[Records contained in a dataset]
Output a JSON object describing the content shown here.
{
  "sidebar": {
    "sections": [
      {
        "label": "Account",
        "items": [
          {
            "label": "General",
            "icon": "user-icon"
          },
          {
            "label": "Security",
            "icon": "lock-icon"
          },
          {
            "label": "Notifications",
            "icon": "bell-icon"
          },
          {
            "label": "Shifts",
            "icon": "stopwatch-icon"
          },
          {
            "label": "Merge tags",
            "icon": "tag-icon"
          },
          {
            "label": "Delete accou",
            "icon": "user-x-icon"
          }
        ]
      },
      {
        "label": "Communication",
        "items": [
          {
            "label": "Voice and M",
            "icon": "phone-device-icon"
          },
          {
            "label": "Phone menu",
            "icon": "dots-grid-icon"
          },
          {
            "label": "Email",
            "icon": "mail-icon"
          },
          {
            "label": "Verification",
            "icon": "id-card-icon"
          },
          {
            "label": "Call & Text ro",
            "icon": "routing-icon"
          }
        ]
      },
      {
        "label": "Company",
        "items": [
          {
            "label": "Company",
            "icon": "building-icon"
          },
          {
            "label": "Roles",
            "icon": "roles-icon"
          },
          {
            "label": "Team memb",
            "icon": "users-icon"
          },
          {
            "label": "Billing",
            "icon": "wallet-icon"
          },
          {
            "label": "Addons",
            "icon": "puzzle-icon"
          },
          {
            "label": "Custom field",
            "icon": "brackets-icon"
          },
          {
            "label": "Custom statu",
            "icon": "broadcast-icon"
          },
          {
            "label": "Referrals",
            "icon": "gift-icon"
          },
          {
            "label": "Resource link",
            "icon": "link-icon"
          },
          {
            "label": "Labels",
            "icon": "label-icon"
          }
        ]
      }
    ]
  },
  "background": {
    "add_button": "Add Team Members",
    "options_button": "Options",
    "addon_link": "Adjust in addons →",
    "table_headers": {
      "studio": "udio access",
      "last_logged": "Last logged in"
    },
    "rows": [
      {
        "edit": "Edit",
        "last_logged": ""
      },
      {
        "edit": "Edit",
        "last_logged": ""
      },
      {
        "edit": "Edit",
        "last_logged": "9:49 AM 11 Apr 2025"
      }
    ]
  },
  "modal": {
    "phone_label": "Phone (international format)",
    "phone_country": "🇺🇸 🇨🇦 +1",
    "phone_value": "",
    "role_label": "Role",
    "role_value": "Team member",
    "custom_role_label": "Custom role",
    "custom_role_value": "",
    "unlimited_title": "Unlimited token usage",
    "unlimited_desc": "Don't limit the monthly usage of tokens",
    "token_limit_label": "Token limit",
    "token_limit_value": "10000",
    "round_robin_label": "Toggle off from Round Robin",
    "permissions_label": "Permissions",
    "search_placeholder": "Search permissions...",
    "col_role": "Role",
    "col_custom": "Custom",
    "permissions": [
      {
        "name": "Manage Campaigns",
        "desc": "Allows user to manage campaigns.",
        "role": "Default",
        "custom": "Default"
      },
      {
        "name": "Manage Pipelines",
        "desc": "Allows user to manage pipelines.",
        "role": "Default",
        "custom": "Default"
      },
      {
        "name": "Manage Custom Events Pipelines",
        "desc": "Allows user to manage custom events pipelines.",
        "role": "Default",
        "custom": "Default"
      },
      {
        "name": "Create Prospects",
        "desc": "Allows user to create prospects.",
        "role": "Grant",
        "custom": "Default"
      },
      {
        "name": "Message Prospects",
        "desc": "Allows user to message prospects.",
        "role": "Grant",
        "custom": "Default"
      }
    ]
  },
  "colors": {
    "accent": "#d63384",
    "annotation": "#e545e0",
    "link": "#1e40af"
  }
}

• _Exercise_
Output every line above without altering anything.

• _Solution_
Output a JSON object describing the content shown here.
{
  "sidebar": {
    "sections": [
      {
        "label": "Account",
        "items": [
          {
            "label": "General",
            "icon": "user-icon"
          },
          {
            "label": "Security",
            "icon": "lock-icon"
          },
          {
            "label": "Notifications",
            "icon": "bell-icon"
          },
          {
            "label": "Shifts",
            "icon": "stopwatch-icon"
          },
          {
            "label": "Merge tags",
            "icon": "tag-icon"
          },
          {
            "label": "Delete accou",
            "icon": "user-x-icon"
          }
        ]
      },
      {
        "label": "Communication",
        "items": [
          {
            "label": "Voice and M",
            "icon": "phone-device-icon"
          },
          {
            "label": "Phone menu",
            "icon": "dots-grid-icon"
          },
          {
            "label": "Email",
            "icon": "mail-icon"
          },
          {
            "label": "Verification",
            "icon": "id-card-icon"
          },
          {
            "label": "Call & Text ro",
            "icon": "routing-icon"
          }
        ]
      },
      {
        "label": "Company",
        "items": [
          {
            "label": "Company",
            "icon": "building-icon"
          },
          {
            "label": "Roles",
            "icon": "roles-icon"
          },
          {
            "label": "Team memb",
            "icon": "users-icon"
          },
          {
            "label": "Billing",
            "icon": "wallet-icon"
          },
          {
            "label": "Addons",
            "icon": "puzzle-icon"
          },
          {
            "label": "Custom field",
            "icon": "brackets-icon"
          },
          {
            "label": "Custom statu",
            "icon": "broadcast-icon"
          },
          {
            "label": "Referrals",
            "icon": "gift-icon"
          },
          {
            "label": "Resource link",
            "icon": "link-icon"
          },
          {
            "label": "Labels",
            "icon": "label-icon"
          }
        ]
      }
    ]
  },
  "background": {
    "add_button": "Add Team Members",
    "options_button": "Options",
    "addon_link": "Adjust in addons →",
    "table_headers": {
      "studio": "udio access",
      "last_logged": "Last logged in"
    },
    "rows": [
      {
        "edit": "Edit",
        "last_logged": ""
      },
      {
        "edit": "Edit",
        "last_logged": ""
      },
      {
        "edit": "Edit",
        "last_logged": "9:49 AM 11 Apr 2025"
      }
    ]
  },
  "modal": {
    "phone_label": "Phone (international format)",
    "phone_country": "🇺🇸 🇨🇦 +1",
    "phone_value": "",
    "role_label": "Role",
    "role_value": "Team member",
    "custom_role_label": "Custom role",
    "custom_role_value": "",
    "unlimited_title": "Unlimited token usage",
    "unlimited_desc": "Don't limit the monthly usage of tokens",
    "token_limit_label": "Token limit",
    "token_limit_value": "10000",
    "round_robin_label": "Toggle off from Round Robin",
    "permissions_label": "Permissions",
    "search_placeholder": "Search permissions...",
    "col_role": "Role",
    "col_custom": "Custom",
    "permissions": [
      {
        "name": "Manage Campaigns",
        "desc": "Allows user to manage campaigns.",
        "role": "Default",
        "custom": "Default"
      },
      {
        "name": "Manage Pipelines",
        "desc": "Allows user to manage pipelines.",
        "role": "Default",
        "custom": "Default"
      },
      {
        "name": "Manage Custom Events Pipelines",
        "desc": "Allows user to manage custom events pipelines.",
        "role": "Default",
        "custom": "Default"
      },
      {
        "name": "Create Prospects",
        "desc": "Allows user to create prospects.",
        "role": "Grant",
        "custom": "Default"
      },
      {
        "name": "Message Prospects",
        "desc": "Allows user to message prospects.",
        "role": "Grant",
        "custom": "Default"
      }
    ]
  },
  "colors": {
    "accent": "#d63384",
    "annotation": "#e545e0",
    "link": "#1e40af"
  }
}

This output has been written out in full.